[Website and app data records]
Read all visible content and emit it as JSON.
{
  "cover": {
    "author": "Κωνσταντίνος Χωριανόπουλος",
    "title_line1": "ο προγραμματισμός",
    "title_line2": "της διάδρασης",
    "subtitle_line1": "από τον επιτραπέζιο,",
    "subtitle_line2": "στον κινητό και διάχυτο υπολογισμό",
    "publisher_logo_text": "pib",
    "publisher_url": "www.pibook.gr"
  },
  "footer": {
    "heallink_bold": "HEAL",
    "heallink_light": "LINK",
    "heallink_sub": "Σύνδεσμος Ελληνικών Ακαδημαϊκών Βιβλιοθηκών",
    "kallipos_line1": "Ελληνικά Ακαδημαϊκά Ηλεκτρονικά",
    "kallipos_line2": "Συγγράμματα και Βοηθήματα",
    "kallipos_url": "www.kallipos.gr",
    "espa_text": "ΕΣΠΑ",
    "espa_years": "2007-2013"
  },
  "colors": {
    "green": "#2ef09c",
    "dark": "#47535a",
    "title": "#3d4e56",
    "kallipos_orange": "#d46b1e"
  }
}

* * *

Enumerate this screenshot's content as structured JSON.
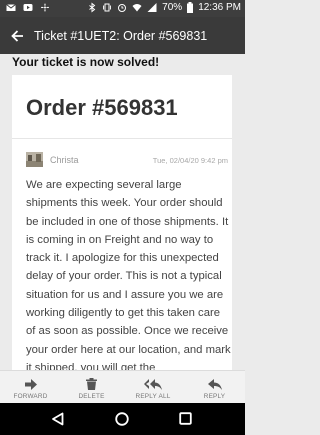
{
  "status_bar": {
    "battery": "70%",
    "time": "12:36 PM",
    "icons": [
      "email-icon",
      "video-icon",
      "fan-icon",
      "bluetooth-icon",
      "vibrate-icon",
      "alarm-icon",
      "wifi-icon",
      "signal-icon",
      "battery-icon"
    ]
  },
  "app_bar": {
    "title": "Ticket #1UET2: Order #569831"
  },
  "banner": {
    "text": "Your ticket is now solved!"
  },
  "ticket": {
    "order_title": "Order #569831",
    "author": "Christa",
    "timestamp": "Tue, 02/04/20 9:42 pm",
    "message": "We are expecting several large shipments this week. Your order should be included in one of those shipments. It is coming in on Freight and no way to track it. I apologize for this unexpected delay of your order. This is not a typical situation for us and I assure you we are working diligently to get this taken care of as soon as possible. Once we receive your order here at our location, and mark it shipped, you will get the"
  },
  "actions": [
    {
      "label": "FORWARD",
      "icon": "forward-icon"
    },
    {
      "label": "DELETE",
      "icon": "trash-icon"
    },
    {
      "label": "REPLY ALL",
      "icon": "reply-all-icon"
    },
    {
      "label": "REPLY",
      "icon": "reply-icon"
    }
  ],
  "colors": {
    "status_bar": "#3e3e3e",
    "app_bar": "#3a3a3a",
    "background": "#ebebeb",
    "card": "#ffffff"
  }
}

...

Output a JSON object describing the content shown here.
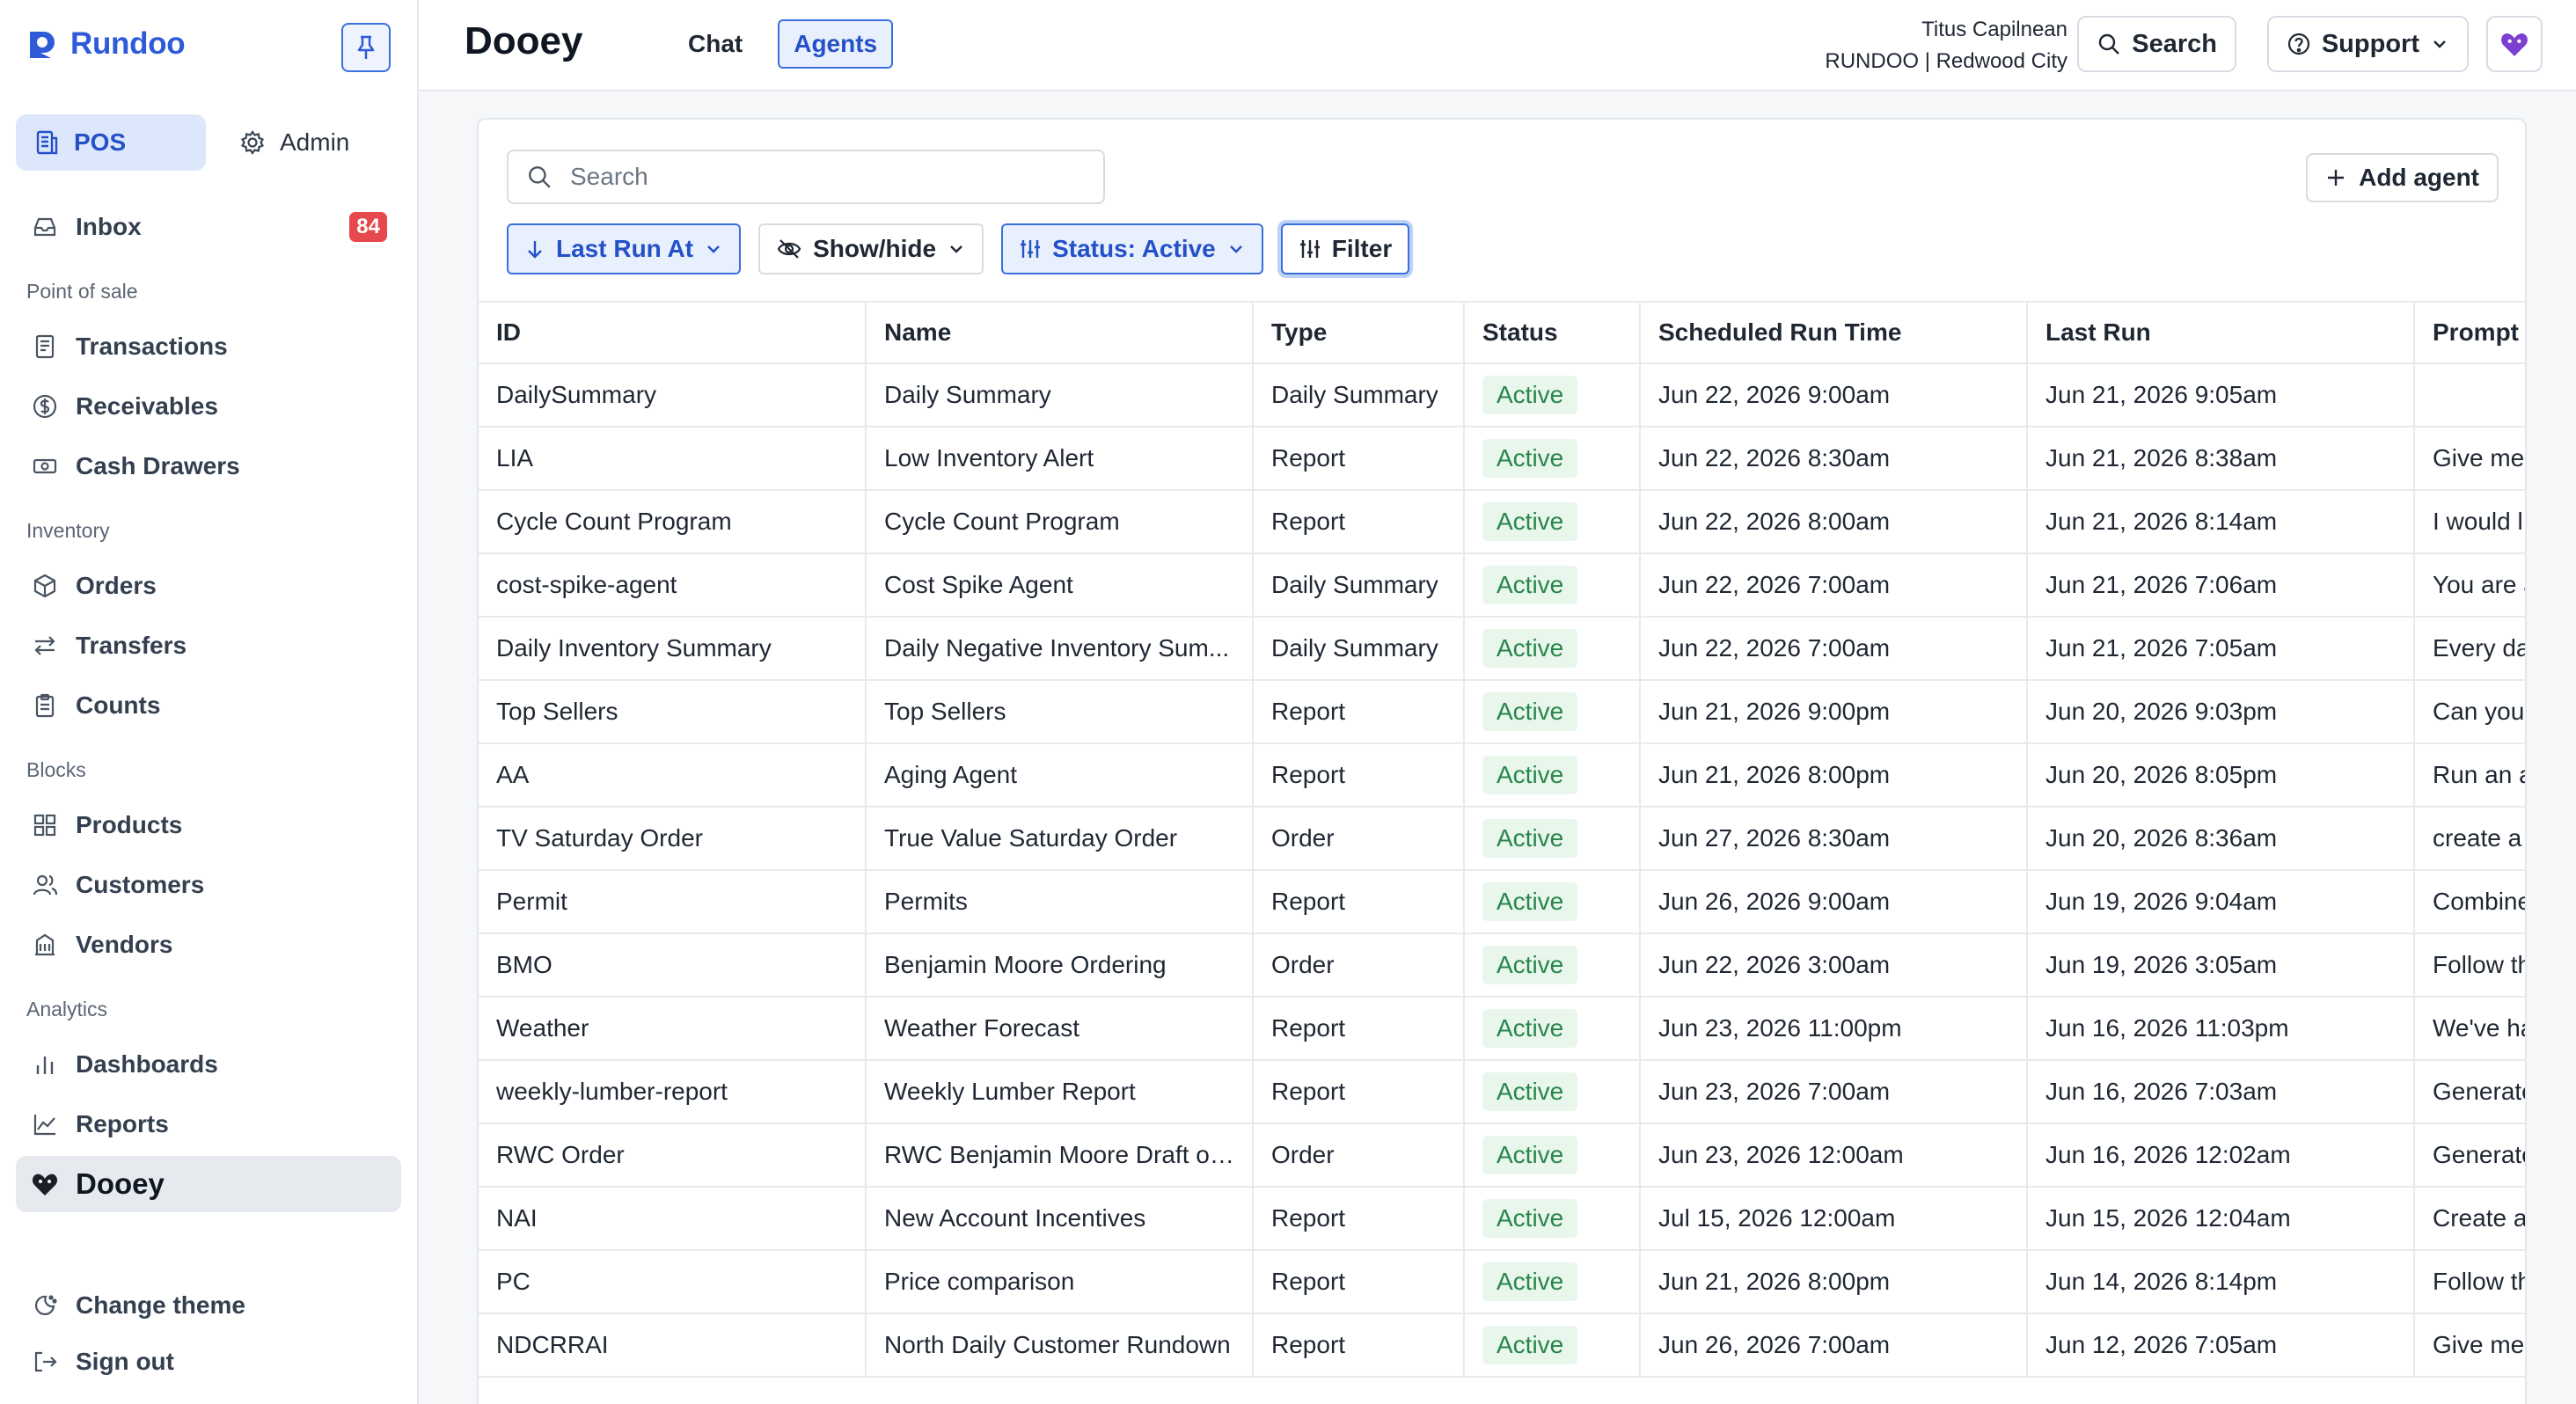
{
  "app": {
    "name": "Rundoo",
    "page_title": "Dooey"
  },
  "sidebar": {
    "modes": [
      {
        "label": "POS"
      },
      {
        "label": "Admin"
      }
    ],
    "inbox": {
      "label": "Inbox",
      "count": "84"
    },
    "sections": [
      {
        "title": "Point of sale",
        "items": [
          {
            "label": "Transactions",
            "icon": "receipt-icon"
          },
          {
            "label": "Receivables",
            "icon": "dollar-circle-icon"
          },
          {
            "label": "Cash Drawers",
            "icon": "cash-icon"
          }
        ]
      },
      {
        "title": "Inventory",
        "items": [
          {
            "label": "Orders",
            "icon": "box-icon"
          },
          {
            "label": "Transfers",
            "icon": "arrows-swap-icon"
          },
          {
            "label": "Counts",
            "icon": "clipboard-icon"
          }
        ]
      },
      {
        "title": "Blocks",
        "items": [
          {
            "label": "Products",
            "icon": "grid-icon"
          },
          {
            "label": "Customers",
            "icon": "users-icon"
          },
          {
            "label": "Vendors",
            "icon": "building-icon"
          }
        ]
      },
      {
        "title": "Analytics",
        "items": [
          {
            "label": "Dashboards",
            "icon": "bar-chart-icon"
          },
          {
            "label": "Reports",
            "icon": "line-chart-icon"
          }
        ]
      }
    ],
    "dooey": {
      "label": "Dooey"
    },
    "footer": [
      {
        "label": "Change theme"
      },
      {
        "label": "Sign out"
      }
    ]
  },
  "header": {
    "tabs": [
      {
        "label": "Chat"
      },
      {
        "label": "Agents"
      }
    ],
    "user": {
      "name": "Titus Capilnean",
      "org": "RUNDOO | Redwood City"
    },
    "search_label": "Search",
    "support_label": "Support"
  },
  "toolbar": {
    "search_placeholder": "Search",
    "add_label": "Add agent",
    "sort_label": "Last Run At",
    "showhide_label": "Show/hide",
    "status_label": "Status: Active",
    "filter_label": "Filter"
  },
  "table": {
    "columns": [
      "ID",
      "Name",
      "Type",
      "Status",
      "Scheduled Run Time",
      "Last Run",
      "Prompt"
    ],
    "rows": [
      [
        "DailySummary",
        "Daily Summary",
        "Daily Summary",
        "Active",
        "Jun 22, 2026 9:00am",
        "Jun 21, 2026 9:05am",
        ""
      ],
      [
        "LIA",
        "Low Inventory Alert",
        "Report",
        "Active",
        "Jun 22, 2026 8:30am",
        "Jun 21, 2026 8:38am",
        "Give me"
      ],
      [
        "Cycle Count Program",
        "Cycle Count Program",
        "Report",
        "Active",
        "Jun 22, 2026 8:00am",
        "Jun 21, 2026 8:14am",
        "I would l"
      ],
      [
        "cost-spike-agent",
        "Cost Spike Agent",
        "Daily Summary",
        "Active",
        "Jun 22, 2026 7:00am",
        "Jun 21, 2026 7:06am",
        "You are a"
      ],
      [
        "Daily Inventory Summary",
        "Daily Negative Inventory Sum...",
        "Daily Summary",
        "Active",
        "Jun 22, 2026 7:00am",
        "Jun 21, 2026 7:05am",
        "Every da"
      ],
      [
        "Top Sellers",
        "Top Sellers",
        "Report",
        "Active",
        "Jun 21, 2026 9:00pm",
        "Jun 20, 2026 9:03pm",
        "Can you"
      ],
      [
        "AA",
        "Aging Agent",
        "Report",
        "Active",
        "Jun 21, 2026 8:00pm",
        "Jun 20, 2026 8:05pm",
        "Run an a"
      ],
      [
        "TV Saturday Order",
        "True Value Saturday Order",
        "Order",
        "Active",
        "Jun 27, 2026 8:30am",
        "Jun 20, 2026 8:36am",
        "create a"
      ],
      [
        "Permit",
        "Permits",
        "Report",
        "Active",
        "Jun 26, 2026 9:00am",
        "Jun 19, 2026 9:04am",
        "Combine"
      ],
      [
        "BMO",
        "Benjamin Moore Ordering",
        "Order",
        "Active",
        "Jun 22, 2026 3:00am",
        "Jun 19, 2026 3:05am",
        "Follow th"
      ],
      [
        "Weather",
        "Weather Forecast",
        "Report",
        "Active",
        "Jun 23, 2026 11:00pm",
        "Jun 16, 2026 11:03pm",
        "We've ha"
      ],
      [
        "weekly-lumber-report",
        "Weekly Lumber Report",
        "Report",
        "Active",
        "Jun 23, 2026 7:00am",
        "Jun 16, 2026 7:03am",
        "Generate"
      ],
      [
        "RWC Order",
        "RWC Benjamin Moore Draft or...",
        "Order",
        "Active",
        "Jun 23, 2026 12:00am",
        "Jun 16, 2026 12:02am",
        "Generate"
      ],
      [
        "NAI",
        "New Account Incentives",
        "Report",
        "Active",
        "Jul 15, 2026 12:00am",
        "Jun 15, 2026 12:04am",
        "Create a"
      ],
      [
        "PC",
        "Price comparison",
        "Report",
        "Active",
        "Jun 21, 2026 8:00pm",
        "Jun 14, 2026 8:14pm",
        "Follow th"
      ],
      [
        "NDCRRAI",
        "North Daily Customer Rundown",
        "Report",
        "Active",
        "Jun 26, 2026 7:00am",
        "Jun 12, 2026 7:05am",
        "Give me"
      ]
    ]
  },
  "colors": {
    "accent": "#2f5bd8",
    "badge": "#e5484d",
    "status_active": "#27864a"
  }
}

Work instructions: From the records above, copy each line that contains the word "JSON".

Output of the exercise:
Read all visible content and emit it as JSON.
Enumerate this screenshot's content as structured JSON.
Output a JSON object describing the content shown here.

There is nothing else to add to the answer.